Therefore ironically and counter intuitively, the current financial crisis was made worse by the fact that, in the presence of lending with a loan to deposit ratio was above 100%, the risk management was actually quite good in my view. ("We had such an excellent risk management systems and it failed." - this is a frequent underlying scream of despair in mainstream financial media, quite often reduced to emotive comments about the “bankers' greed” - "Exactly! Since you had such excellent risk management system and you were still lending with loan to deposit ratio above 100% you only made things worse compared if you even had no risk management at all"!) The crisis would have been less severe if, in the presence of lending with a loan to deposit ratio was above 100%, there was an inferior risk management. The financial pyramid would have collapsed whilst it was still smaller and the liquidity crisis would have been less severe!

This can be compared to an engineering project of building an inverted pyramid (which is a counterpart of lending with loan to deposit ratio above 100%). The better the balance stabilisation system of an inverted pyramid (which is a counterpart of risk management in finance), the larger a pyramid can become without losing balance. However as there is no stability system that can keep an inverted pyramid in balance up to infinite size, a collapse is only a matter of time. The better the balance stabilisation system the larger the inverted pyramid that eventually collapses.

However my model does not address the investment risk element (apart from stating that if you are lending with loan to deposit ratio above 100% you are building a pyramid which is bound to collapse regardless of other risks, circumstances, etc; basically the risk of pyramid collapse is getting quickly, at exponential pace, to 100%). But it is not intended to. It is not a panacea for all economic problems/potential problems. I do not consider it as a foundation of a great economic unification theory but merely a model that explains why and how the current crisis happened and why it was deterministic to happen (i.e. fully predictable).

The economist also wrote:

“Our suggestions for depositors being primary creditors would mean that banks other creditors would have much stronger incentives to ensure that risks were transparent.”

I completely agree with this but provided that a loan to deposit ratio is kept below 100%. Otherwise, in the light of my comments above, you will still end up building a pyramid which will be bound to collapse anyway. But this time it will be even larger… So rather than making situation better it will be worse.


  1. I completely agree that it is a pyramid.
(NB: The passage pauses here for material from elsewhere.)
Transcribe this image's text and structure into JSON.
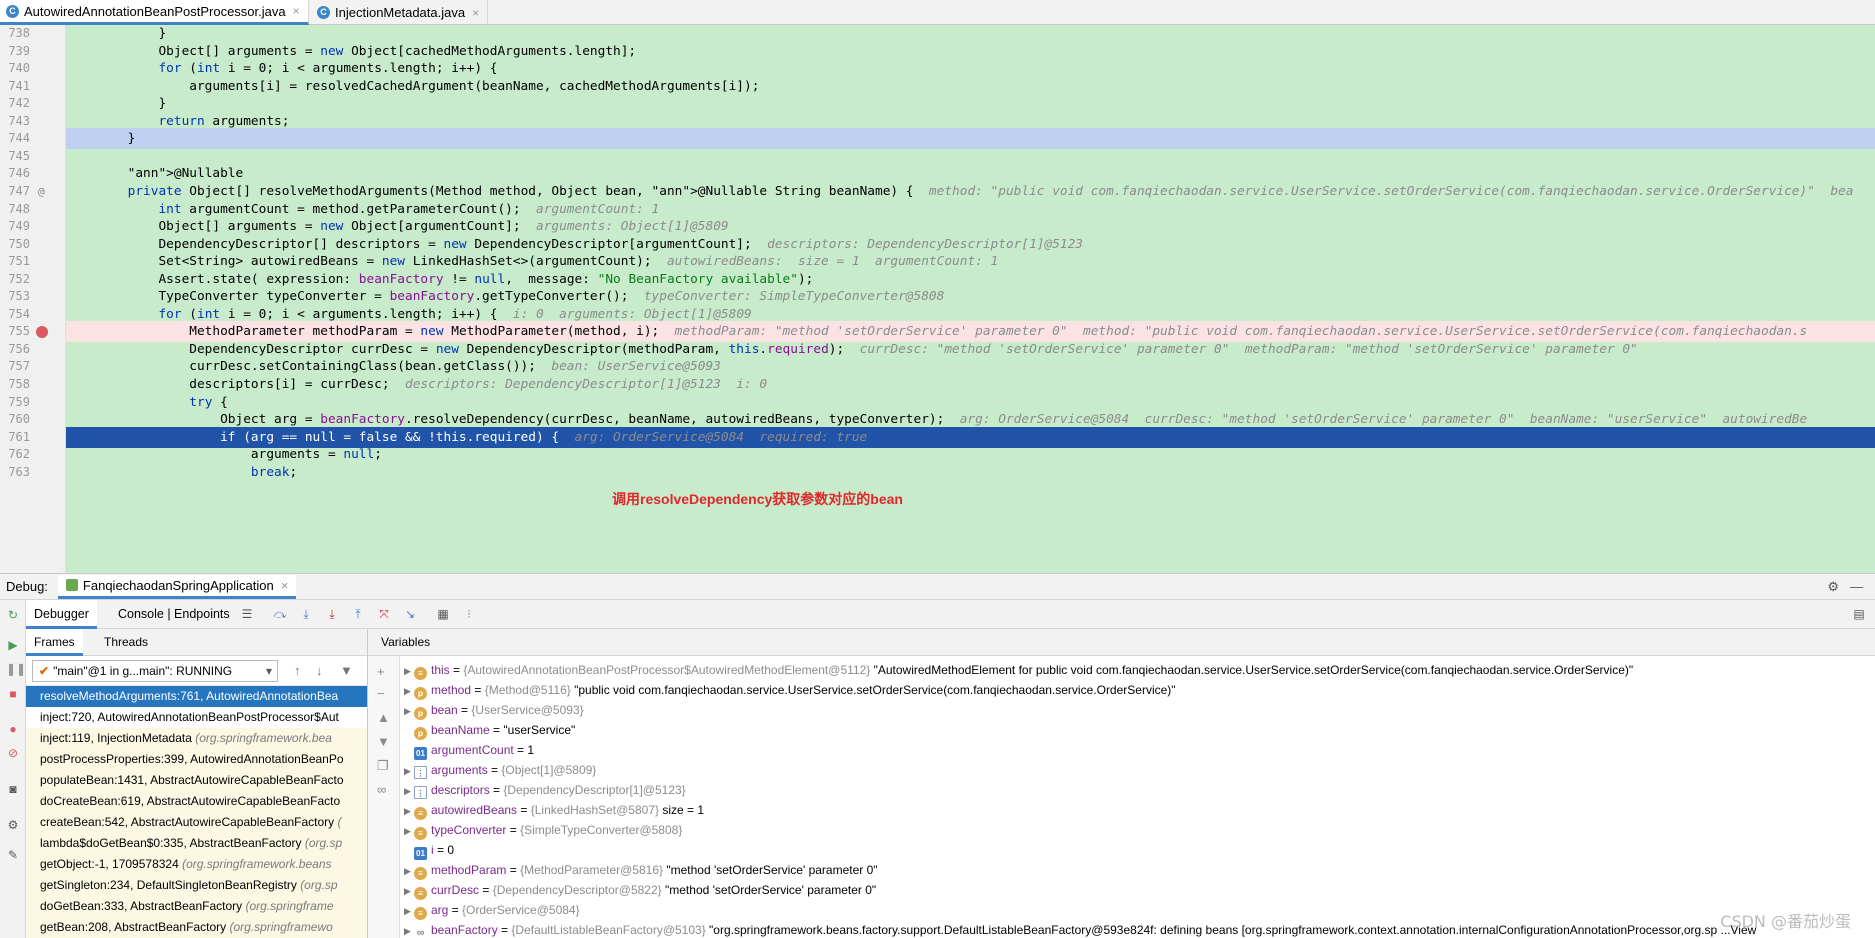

  2. I propose re-visiting the underlying fundamentals of macroeconomics and money creation through the fractional reserve system.


  3. Pawel, this is exactly what has been done in the analysis on this blog. It was then fed into complexity analysis.

  4. http://www.newsweek.com/id/200015 a link to show models should be driven by people not vice versa!

    Nicholas Frankopan